BUSINESS STRATEGY and waiting for a lucky day before making their decision (Williams, 2012). The Chinese enjoy sharing business cards so bring a good supply (Legacy, 2013) but never put them in a pocket or wallet which they find offensive; instead, always bring a card case (Williams, 2012). The most

important person in your group should lead the meeting because status and rank are important to the Chinese. When business is concluded, always allow the Chinese to leave the meeting first (Williams, 2012) as is customary. The more you know about the customs in China, the more readily you will be accepted. First impressions carry a lot of weight. How to prepare for such cross-cultural issues. The business of operating in China presents many issues that need to be overcome to be successful. China operates in a different culture that has been present for over 1000 years and common behaviors are often very different than what is seen in western culture. To be an effective business in China, one has to understand the country and its people. A structured format for classes on the business and cultural differences would be needed. These classes are offered by many consulting firms in the United States, which have done business in China. One issue that needs to be thought to executives is the concept of Face; it maintains that one has a social role and public perception (Canada, 2013). If one were to misuse this in their relationships or business dealings, they could be placed in jeopardy. It is imperative that upper management is very familiar with this concept, so business can be conducted in a successful way. Education is the key for a foreigner to become successful in the Chinese marketplace. Knowledge of the Chinese language would be very helpful for upper management, perhaps a small group could attend language classes before conducting business; it would a great sign of respect. Many Chinese speak and understand English but it would show that the management team is interested in China. They have to be very familiar with customs,
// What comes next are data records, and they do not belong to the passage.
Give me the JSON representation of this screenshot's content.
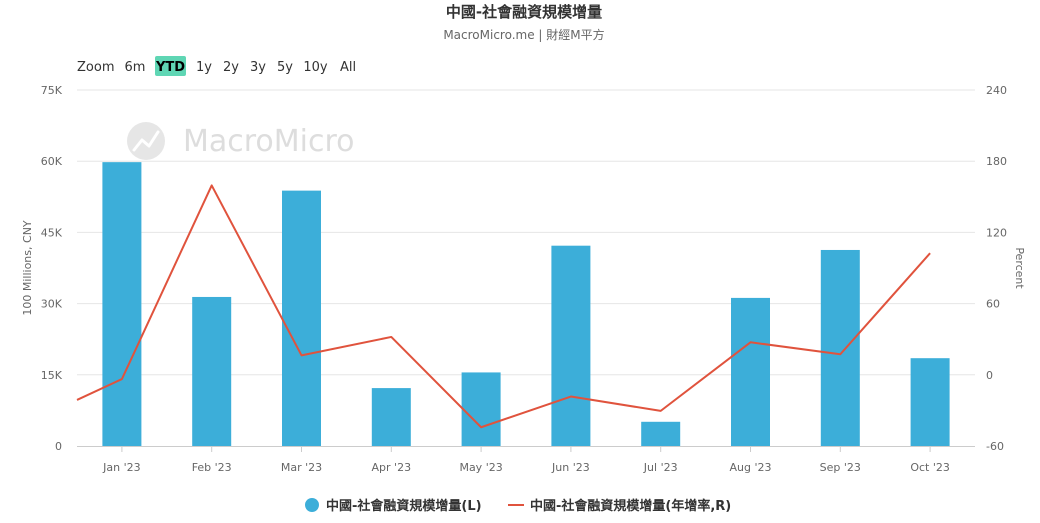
{
  "title": "中國-社會融資規模增量",
  "subtitle": "MacroMicro.me | 財經M平方",
  "watermark": "MacroMicro",
  "zoom": {
    "label": "Zoom",
    "buttons": [
      "6m",
      "YTD",
      "1y",
      "2y",
      "3y",
      "5y",
      "10y",
      "All"
    ],
    "active": "YTD"
  },
  "chart_data": {
    "type": "bar",
    "categories": [
      "Jan '23",
      "Feb '23",
      "Mar '23",
      "Apr '23",
      "May '23",
      "Jun '23",
      "Jul '23",
      "Aug '23",
      "Sep '23",
      "Oct '23"
    ],
    "series": [
      {
        "name": "中國-社會融資規模增量(L)",
        "type": "bar",
        "axis": "left",
        "values": [
          59800,
          31400,
          53800,
          12200,
          15500,
          42200,
          5100,
          31200,
          41300,
          18500
        ]
      },
      {
        "name": "中國-社會融資規模增量(年增率,R)",
        "type": "line",
        "axis": "right",
        "values": [
          -3.6,
          159.6,
          16.4,
          31.9,
          -44.2,
          -18.3,
          -30.4,
          27.4,
          17.3,
          102.5
        ],
        "start_value": -21.2
      }
    ],
    "ylabel": "100 Millions, CNY",
    "y2label": "Percent",
    "ylim": [
      0,
      75000
    ],
    "y2lim": [
      -60,
      240
    ],
    "yticks": [
      "0",
      "15K",
      "30K",
      "45K",
      "60K",
      "75K"
    ],
    "y2ticks": [
      "-60",
      "0",
      "60",
      "120",
      "180",
      "240"
    ],
    "grid": true,
    "legend": "bottom-center",
    "colors": {
      "bar": "#3caed9",
      "line": "#e0533d"
    }
  }
}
BUSINESS STRATEGY body language, and culture, as well as being adaptive to change as the marketplace in China is growing very rapidly. Conclusion
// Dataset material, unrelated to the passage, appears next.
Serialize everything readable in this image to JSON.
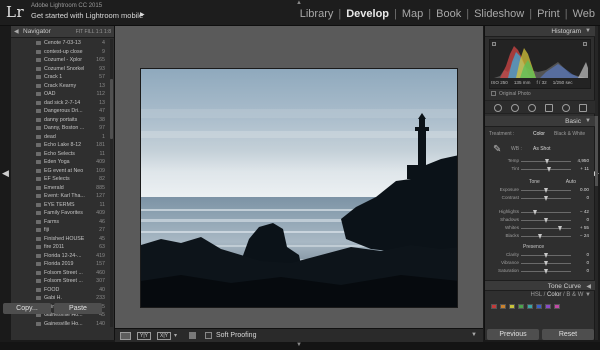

Essentially there would need to be much planning and education before any entry into the Chinese marketplace. Preparation is the key and a strong knowledge of culture and practices needs to be understood to be successful. The company must be willing to spend capital to provide the needed training as this is the first step into integration into the Chinese marketplace. Success can only be achieved if the company is accepted as a contender in the marketplace and this would only come with knowledge and acceptance of Chinese values and culture.
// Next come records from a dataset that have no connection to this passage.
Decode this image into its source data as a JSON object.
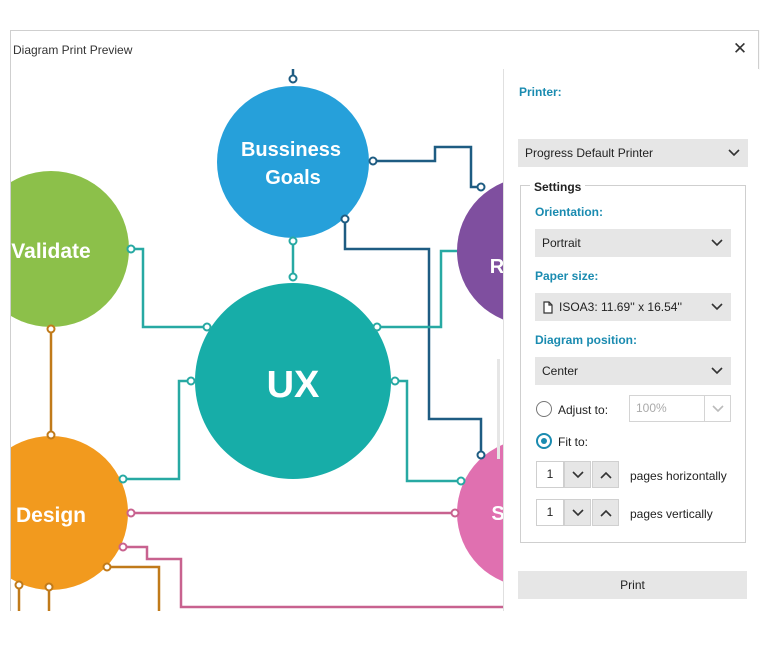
{
  "dialog": {
    "title": "Diagram Print Preview",
    "close_glyph": "✕"
  },
  "diagram": {
    "nodes": {
      "goals_line1": "Bussiness",
      "goals_line2": "Goals",
      "ux": "UX",
      "validate": "Validate",
      "design": "Design",
      "research_partial": "R",
      "support_partial": "S"
    },
    "colors": {
      "goals": "#26a0da",
      "ux": "#17ada8",
      "validate": "#8cc04a",
      "design": "#f29a1e",
      "research": "#7f4f9f",
      "support": "#e070b0",
      "link_teal": "#27a9a3",
      "link_navy": "#1e5c82",
      "link_brown": "#c07a1a",
      "link_pink": "#c8628f"
    }
  },
  "panel": {
    "printer_label": "Printer:",
    "printer_value": "Progress Default Printer",
    "settings_title": "Settings",
    "orientation_label": "Orientation:",
    "orientation_value": "Portrait",
    "paper_label": "Paper size:",
    "paper_value": "ISOA3: 11.69'' x 16.54''",
    "position_label": "Diagram position:",
    "position_value": "Center",
    "adjust_label": "Adjust to:",
    "adjust_value": "100%",
    "fit_label": "Fit to:",
    "pages_h_value": "1",
    "pages_h_label": "pages horizontally",
    "pages_v_value": "1",
    "pages_v_label": "pages vertically",
    "print_button": "Print",
    "selected_scaling": "fit"
  },
  "icons": [
    "close-icon",
    "chevron-down-icon",
    "chevron-up-icon",
    "document-icon",
    "radio-icon"
  ]
}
BUSINESS STRATEGY Reference Boontanapibul, C. (2010). Doing business in China: Cultural factors, start-up concerns, and professional development. Executive Journal, 170-182. Retrieved from Britt, J. (2002). Expatriates Want More Support From Home. HR Magazine, 47(7), 21. Canada. (2013). The Canadian Trade Commissioner Service. Business Etiquette in China. Retrieved from Doing Business in China: The American Chamber of Commerce. Retrieved March, 2011 from De'Edra Williams. (1998-2012). Chinese Business, Etiquette, Culture, and Manners. Retrieved from besite/china.htm Executive Summary: Challenges and Success Factors for the Human Resources Management of Multinational Companies in China. Retrieved December 2, 2013 from Guide on Developing a HRM Plan. Retrieved December 2, 2013. Retrieved from Legacy Management Systems, Inc. (1996-2013). The Global Leader: Understanding Chinese Business Culture and Business Practices. Retrieved from Culture/CultureOverview.html#sthash.Zh1lhBVf.dpuf Pitta, D.A., Fung, H., Isberg, S. (1999(. Ethical issues across cultures: managing the differing

BUSINESS STRATEGY Perspectives of China and the USA. Journal of Consumer Marketing. 16(3). Retrieved from Selmer, J. (n.d.). International Adjustment of Business Expatriates: The Impact of Age, Gender, and Marital Status. In BRC Papers on Cross-Cultural Management. Retrieved November 25, 2013 from Sorock , A. (2013, October 21). The Expats Competitive Edge. China Business Review. Retrieved November 28, 2013 from